What a lovely class I had in March, three heart-filled, outflowing artists from the Phoenix area and one from Sedona. Too bad I didn’t take a picture of them, but here are their fascinating artworks.

Acrylic on paper paintings by Julie Chrismer, Perri Skolnick, Mary Ann Turney, Ellen Shell

A kind of self-report card I use for my teaching is, how different are the artworks that my students create in class? The more different they are, the more successful I feel I have been in bringing out the uniqueness of the artist.

 

Dear deer: Creating through desire and allowing

For the Sedona Arts Center 36th Annual Juried Members Show, March 4-28, 2016, I entered two paintings; both got selected. One of them was an odd painting that came out of me after I had moved to Arizona, yet didn’t feel settled yet.

I had been looking at a pink and yellow canvas for quite awhile. The rectangular pink form on the lower half had begun to take on a life of its own.

That’s when my friend Scott, forever passionate about deer, commissioned me to paint a deer portrait.

Quiet, detail, acrylic on canvas, 20"Hx24"W, 2014. Private collection

Quiet, detail, Julie Bernstein Engelmann, acrylic on canvas, 20″Hx24″W, 2014. Private collection

In the course of looking at deer faces and deer paintings I got onto the wavelength. Suddenly it became clear what the vision was on my pink and yellow canvas:

Julie Bernstein Engelmann, Creating Through Desire and Allowing, acrylic on canvas, 25"Hx25"W

Julie Bernstein Engelmann, Creating Through Desire and Allowing, acrylic on canvas, 25″Hx25″W

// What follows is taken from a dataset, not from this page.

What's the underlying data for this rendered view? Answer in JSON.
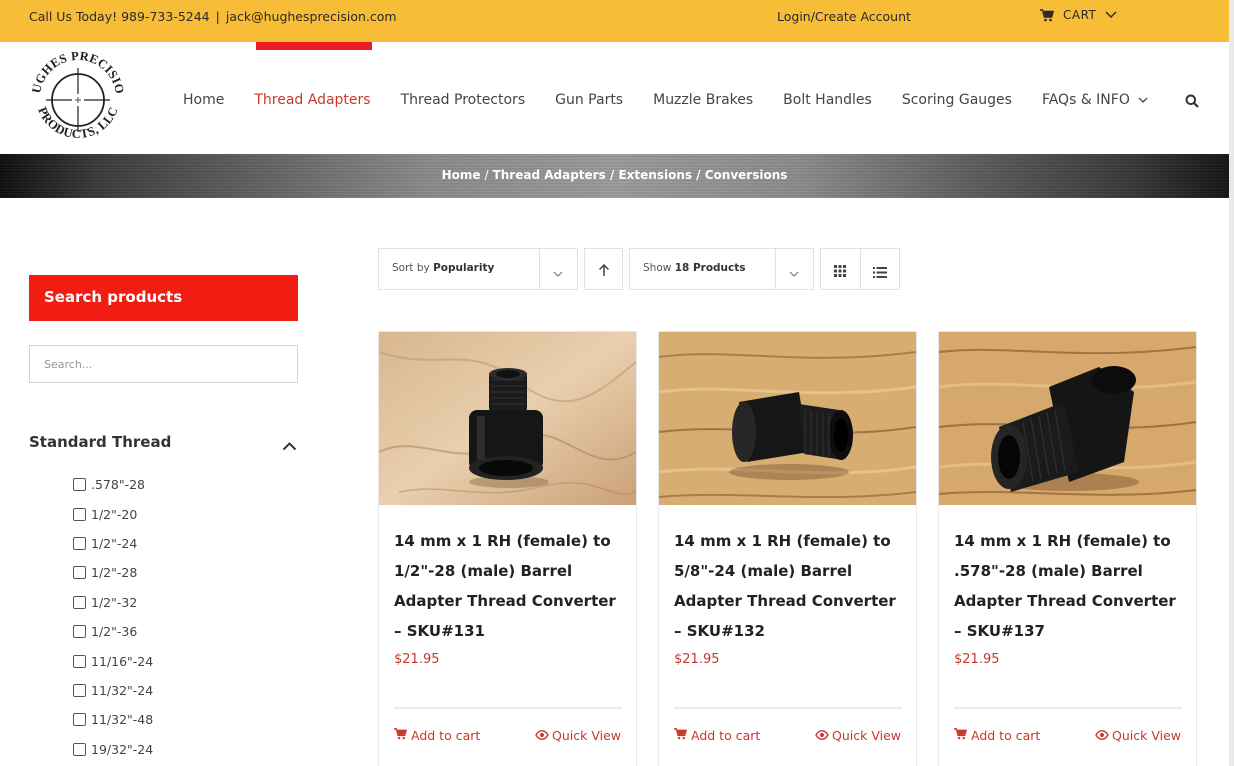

The force of those antlers was very masculine compared to my usual flowy forms. I may have to return to such imagery one day! The eye needed to remain in transition – an abstraction transition…

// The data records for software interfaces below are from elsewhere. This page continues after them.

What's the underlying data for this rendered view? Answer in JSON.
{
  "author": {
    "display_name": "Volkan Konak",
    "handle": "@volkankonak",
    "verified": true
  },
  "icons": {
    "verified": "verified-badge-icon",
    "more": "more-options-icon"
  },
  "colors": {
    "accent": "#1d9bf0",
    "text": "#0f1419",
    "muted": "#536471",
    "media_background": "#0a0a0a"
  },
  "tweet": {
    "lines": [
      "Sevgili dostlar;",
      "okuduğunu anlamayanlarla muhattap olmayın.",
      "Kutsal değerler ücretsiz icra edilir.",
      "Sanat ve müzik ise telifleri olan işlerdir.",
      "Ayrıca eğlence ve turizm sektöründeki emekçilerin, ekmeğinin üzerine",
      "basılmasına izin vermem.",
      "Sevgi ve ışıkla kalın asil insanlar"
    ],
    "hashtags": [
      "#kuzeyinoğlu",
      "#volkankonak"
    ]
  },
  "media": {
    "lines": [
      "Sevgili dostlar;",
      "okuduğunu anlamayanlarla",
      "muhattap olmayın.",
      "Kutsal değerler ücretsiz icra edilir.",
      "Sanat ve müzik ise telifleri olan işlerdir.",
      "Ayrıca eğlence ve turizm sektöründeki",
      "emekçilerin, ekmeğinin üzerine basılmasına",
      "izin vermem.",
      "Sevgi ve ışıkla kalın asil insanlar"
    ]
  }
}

The title, “Creating Through Desire and Allowing,” was a subject on my mind. How do you manifest something in your life? The object coming into view between the antlers represents to me the oscillation between desire and allowing that occurs in the process of bringing a creation into being, into reality.